This really depends on the type of study. There is no easy or quick or general answer for this question. A study interviewing 10 social media users is different from an infodemiology / infoveillance public health study analyzing the twitter signals from millions of users (see e.g. http://www.jmir.org/2014/12/e290 for some ethical concepts). When in doubt, we strongly suggest to contact the IRB/REB at your institution to discuss your research and to either get an exemption or an explicit approval.
JMIR's general ethics statement is valid for all journals published by JMIR Publications and contains the following guidelines.
When reporting experiments on human subjects, authors should indicate IRB (Institutional Reserch Board, also known as REB) approval/exemption and whether the procedures followed were in accordance with the ethical standards of the responsible committee on human experimentation (institutional and national) and with the Helsinki Declaration of 1975, as revised in 2000 (5). If doubt exists whether the research was conducted in accordance with the Helsinki Declaration, the authors must explain the rationale for their approach, and demonstrate that the institutional review body explicitly approved the doubtful aspects of the study.

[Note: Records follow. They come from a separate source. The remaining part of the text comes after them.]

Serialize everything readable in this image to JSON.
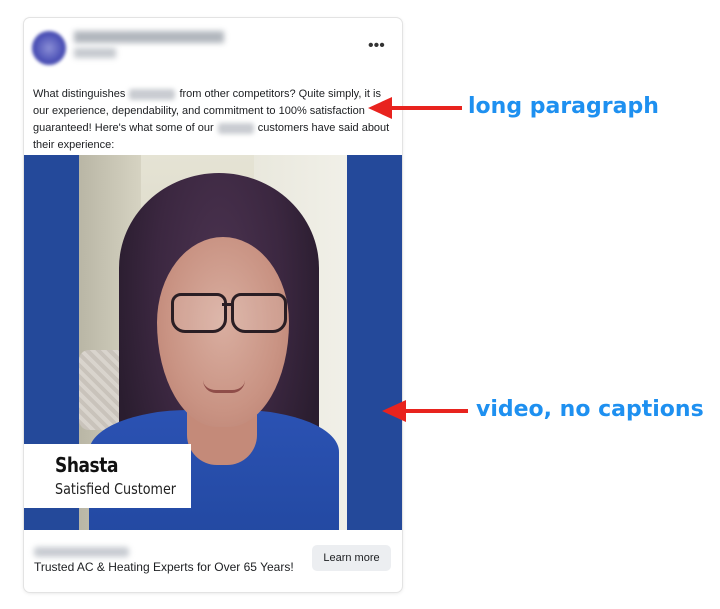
{
  "post": {
    "more_icon": "more-horizontal-icon",
    "paragraph": {
      "part1": "What distinguishes ",
      "part2": " from other competitors? Quite simply, it is our experience, dependability, and commitment to 100% satisfaction guaranteed! Here's what some of our ",
      "part3": " customers have said about their experience:"
    }
  },
  "video": {
    "name": "Shasta",
    "caption": "Satisfied Customer",
    "side_color": "#24499a"
  },
  "footer": {
    "headline": "Trusted AC & Heating Experts for Over 65 Years!",
    "cta_label": "Learn more"
  },
  "annotations": [
    {
      "label": "long paragraph",
      "color": "#e8231e"
    },
    {
      "label": "video, no captions",
      "color": "#e8231e"
    }
  ],
  "colors": {
    "annotation_text": "#1e90f0",
    "arrow": "#e8231e"
  }
}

Our instructions for authors also contain a section on Ethics, reminding authors that
Internet-based research raises novel questions of ethics and human dignity. Informed consent, protection of privacy, and other human rights are further criteria against which the manuscript will be judged.
In other words, it often comes down to whether peer-reviewers or editors raise specific ethical concerns vis-a-vis the specific research reported, and how authors respond to these concerns. The best way to respond to (or preemptively avoid) any concerns is if authors can write that a local IRB/REB has reviewed and approved the study and the informed consent forms (if any). If you an author and have missed this before embarking on your research, ask your REB/IRB if a retrospective exemption can be given.
Analysis of large bodies of text written by humans on the Internet and in some social media such as Twitter (e.g. quantitative analysis i.e. infodemiology / infoveillance studies, or for qualitative analysis) is generally not considered "human subjects research" in JMIR, but if these texts (posts, comments) are written within a "virtual community" (which may include social media communities) then the group size and group norms are among the factors that need to be taken into account to judge whether a group/community (and their postings) can be considered "public" versus private, and the "invasiveness" of the research plays a role as well (Eysenbach & Till 2001).
For more information for authors and IRBs/REBs please read the seminal BMJ paper by JMIR founding editor Prof. Eysenbach and JMIR EB member James Till (cited over 600 times):
- Eysenbach G, Till JE. Ethical issues in qualitative research on internet communities. BMJ 2001;323:1103-1105
Call for papers / Theme Issue on Ethics
The ethics and methods of conducting research on the Internet is a dynamic area - new technologies continuously bring new challenges and questions, and ethical norms and public expectations may change. JMIR has a standing theme issue (e-collection of articles) on this very issue, and we also encourage submission of research papers and viewpoints to this theme issue:
Other relevant e-collections: